Beauty: Is it really "in the eye of the beholder"?
Have you ever wondered why Hollywood stars are idolized in nearly every part of the world including cultures and languages very different from our own? Brad Pitt and Halle Berry look good to people living in Tokyo and Fiji, not just New York and Los Angeles. This is a testimony to the remarkable degree of consistency in what constitutes an attractive male or female appearance. Attractive facial features transcend race, gender, age, and sexual orientation.
The undeniable advantages of looking good
You may not realize it, but you are already an expert on what looks good.
From the moment you were born, you knew beauty!
Nancy Etcoff's book "Survival of the Prettiest" is a fascinating resource.

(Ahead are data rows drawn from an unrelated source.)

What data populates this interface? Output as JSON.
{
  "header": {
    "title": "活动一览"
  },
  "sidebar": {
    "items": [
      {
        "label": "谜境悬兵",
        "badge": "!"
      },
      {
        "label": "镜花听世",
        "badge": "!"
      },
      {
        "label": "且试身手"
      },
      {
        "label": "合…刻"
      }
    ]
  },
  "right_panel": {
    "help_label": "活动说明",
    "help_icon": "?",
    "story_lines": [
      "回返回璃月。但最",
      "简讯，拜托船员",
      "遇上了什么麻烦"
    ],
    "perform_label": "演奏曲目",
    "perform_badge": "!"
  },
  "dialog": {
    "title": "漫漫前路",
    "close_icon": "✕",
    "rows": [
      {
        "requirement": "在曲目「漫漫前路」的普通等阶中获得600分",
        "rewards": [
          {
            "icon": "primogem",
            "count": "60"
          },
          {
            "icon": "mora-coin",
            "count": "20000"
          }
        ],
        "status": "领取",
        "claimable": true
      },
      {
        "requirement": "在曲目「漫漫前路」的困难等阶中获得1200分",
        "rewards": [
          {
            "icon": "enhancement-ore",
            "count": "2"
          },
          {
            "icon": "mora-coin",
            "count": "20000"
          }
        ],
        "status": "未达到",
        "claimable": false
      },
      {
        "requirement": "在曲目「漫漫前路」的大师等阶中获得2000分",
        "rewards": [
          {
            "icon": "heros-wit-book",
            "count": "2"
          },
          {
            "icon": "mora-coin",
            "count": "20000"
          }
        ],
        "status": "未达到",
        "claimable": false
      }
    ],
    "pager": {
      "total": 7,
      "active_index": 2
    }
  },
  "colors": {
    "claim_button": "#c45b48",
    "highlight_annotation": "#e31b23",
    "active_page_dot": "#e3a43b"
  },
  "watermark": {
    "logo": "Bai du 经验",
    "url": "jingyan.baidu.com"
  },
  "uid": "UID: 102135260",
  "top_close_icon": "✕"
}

As it turns out, our appreciation of facial attractiveness is to a large degree
hard-wired into our brains. In her book, Etcoff describes research using sophisticated PET scans and functional MRI
to identify a specialized region of the brain devoted to facial recognition. Studies show that we judge a person's facial attractiveness in 150 milliseconds!
Before we even have time to say hello! Remarkably, attractive female faces, when shown to heterosexual men, evoke responses in the same
reward circuitry of the brain as food, money and
chemical stimulants (the illegal variety). These responses take place in a deep, primitive part of our brain, an area that developed
even before the region of the brain responsible for language. The responses are involuntary. In other words, a positive
gut response to facial attractiveness, rising to the level of desire, is in our programming as human beings. Most humans are probably not completely surprised to learn this, having experienced such visceral feelings of attraction first-hand.
We call it chemistry but it’s really biology.
Shouldn't it be the "inside that counts"?
A source of conflict in life is the struggle between the more advanced thinking part of the brain (that tries to keep us out of trouble) – the cortex - and the primitive part of our brain that seeks out
attractive physical features. Of course, this region of the brain is also closely tied to the sexual part of the brain which acts as a turbocharger. We may have advanced as a species intellectually, but we still have a great deal in common with our lower animal relatives in terms of Darwinian impulses. We make life decisions, sometimes literally life or death, based on how photons bounce off the topography of the human face. To think that, in the case of Helen of Troy, a face could launch a thousand ships!
Like life in general, it is a state of affairs that is not fair or just or moral. Ask anyone over 50 and they will tell
you that the importance of looks is a reality and you'd better get used to it. But there is a primitive, rational
and biologically sound basis for this bias toward beauty. Many of the facets of beauty also correlate with health, youthfulness
and fertility – estrogen contributing to an hourglass figure with fuller breasts and hips, unblemished skin, full cheeks and lips,
hairlessness and paler skin. Large eyes, a small nose and chin are associated with youth.
In men, thick eyebrows, smaller eyes, and a square chin signal the effects of testosterone and correlate with greater attractiveness.
Sadly, Eleanor Roosevelt said that her one regret in life was that she was not
"prettier" She was an accomplished woman and one with a lot to be proud of by any standard.
This regret cannot be assuaged by talk of "beautiful on the inside." Of course, today, her appearance
could be enhanced tremendously (starting with a chin augmentation). Who knows how stunning she might have looked
with some 21st century surgical assistance?
Joan Rivers talks of the “power” of beauty, something she did not have as a young woman, so she did not miss it.
She is not exaggerating by equating beauty with power.
As a plastic surgeon, I am committed to helping patients enhance their appearance and regain their youthful features. It's not a frivolous or superficial endeavor. One's attractiveness transforms human perceptions and influences the way they experience the world around them.